He yelled at us to stop, from out of nowhere it seemed. It was certainly one of the last things on my mind as I led the group of 9 teenage backpackers down the trail, headed back to our Base Camp facility after a week out in the Lost Creek Wilderness. We’d be back in less than an hour except for whatever was about to happen. He was ragged looking, probably in his 40’s, had a Pit Bull by his side and, thankfully, kept his distance across a dry wash as we talked.
“Got any drugs”, was the second thing out of his mouth.
My heart instantly sank when I heard those words. It didn’t really surprise me—why else would someone be engaging us and coming from a direction where I knew there were no trails, I reasoned?
But almost seamlessly, he made it known that it was antibiotics, and not the other, that he was talking about. That fact made me feel better initially, until I began wondering if he had something going on that was in need of medical attention. What, I wondered, would he be willing to do if things were really serious.

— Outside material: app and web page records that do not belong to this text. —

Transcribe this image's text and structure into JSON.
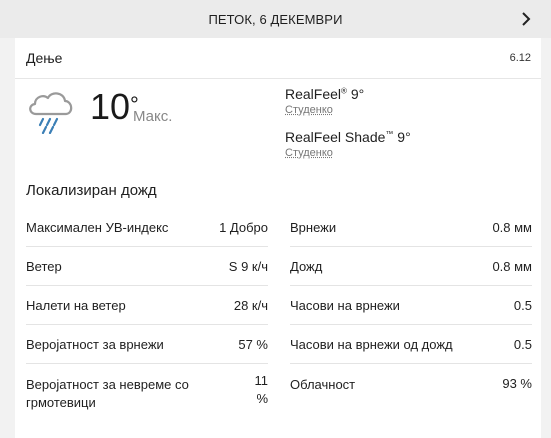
{
  "nav": {
    "date": "ПЕТОК, 6 ДЕКЕМВРИ",
    "next_icon": "chevron-right-icon"
  },
  "period": {
    "label": "Дење",
    "date": "6.12"
  },
  "current": {
    "icon": "rain-cloud-icon",
    "temp": "10",
    "temp_unit": "°",
    "temp_label": "Макс.",
    "realfeel_label": "RealFeel",
    "realfeel_value": "9°",
    "realfeel_desc": "Студенко",
    "realfeel_shade_label": "RealFeel Shade",
    "realfeel_shade_value": "9°",
    "realfeel_shade_desc": "Студенко",
    "phrase": "Локализиран дожд"
  },
  "details_left": [
    {
      "label": "Максимален УВ-индекс",
      "value": "1 Добро"
    },
    {
      "label": "Ветер",
      "value": "S 9 к/ч"
    },
    {
      "label": "Налети на ветер",
      "value": "28 к/ч"
    },
    {
      "label": "Веројатност за врнежи",
      "value": "57 %"
    },
    {
      "label": "Веројатност за невреме со грмотевици",
      "value": "11 %"
    }
  ],
  "details_right": [
    {
      "label": "Врнежи",
      "value": "0.8 мм"
    },
    {
      "label": "Дожд",
      "value": "0.8 мм"
    },
    {
      "label": "Часови на врнежи",
      "value": "0.5"
    },
    {
      "label": "Часови на врнежи од дожд",
      "value": "0.5"
    },
    {
      "label": "Облачност",
      "value": "93 %"
    }
  ],
  "colors": {
    "background": "#f2f2f2",
    "topbar": "#ebebeb",
    "card": "#ffffff",
    "divider": "#e4e4e4",
    "rain_icon": "#3b7fb6",
    "cloud_icon": "#9a9a9a"
  }
}
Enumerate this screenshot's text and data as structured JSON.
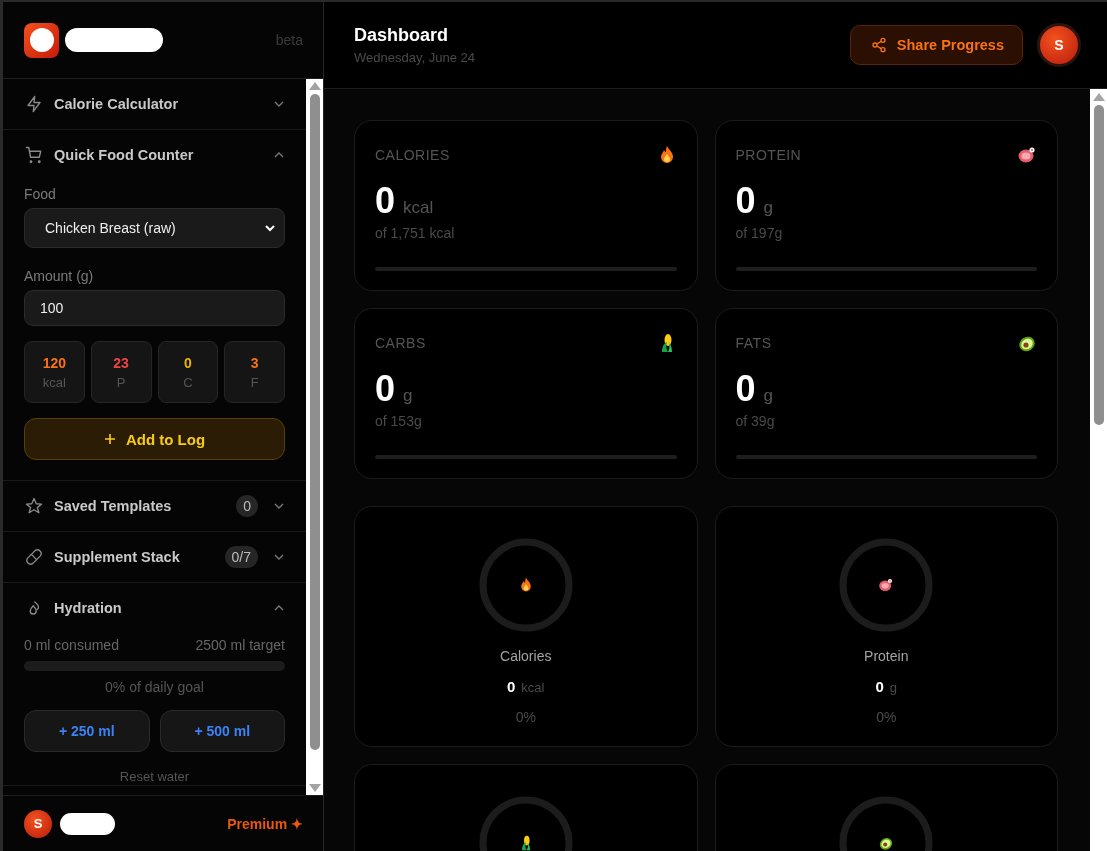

Not really knowing anything about him, I didn’t want to clue him into the fact that we had a facility full of food and potential hostages just down the trail, so I suggested I go on ahead and call the EMS or Sheriff’s Department.
“No, don’t do that”, he was adamant.
His response concerned me, so I just said that maybe one of the people waiting for us up ahead might have something that would be of use and that I’d just send ‘em back his way. I knew that in reality there was no one up ahead waiting, but he didn’t. Thankfully, our group was just plain confused by the whole situation and didn’t verbalize anything as they privately speculated about whether or not there were indeed people up ahead waiting to cheer for us or something as we ended our trip.
The raggedy man seemed appeased and unwary of the dupe. He then launched into an explanation of his situation, which had something to do with a hatchet, racoon and being out in the wilds for more than a month.
He finished confusing us all with his story and then, we headed on down the trail, telling him multiple times that we’d send someone back up to help him. I was personally ecstatic when he just stayed put and didn’t follow.
We ultimately got back, unpacked and called the authorities to report the problem. But, the man was never found and we never saw him again, although I’ll be the first to admit I still sometimes see him blending into the trees and simply watching.
I know there’s a good story mixed in with all of this, one that’s probably true. But, through the years, I enjoyed telling it the way I saw it—you know, the one where the escaped mass axe murderer hacks up the sleeping backpackers struggling to get out of their sleeping bags asleep into small pieces and feeds them to his dog to get rid of the evidence.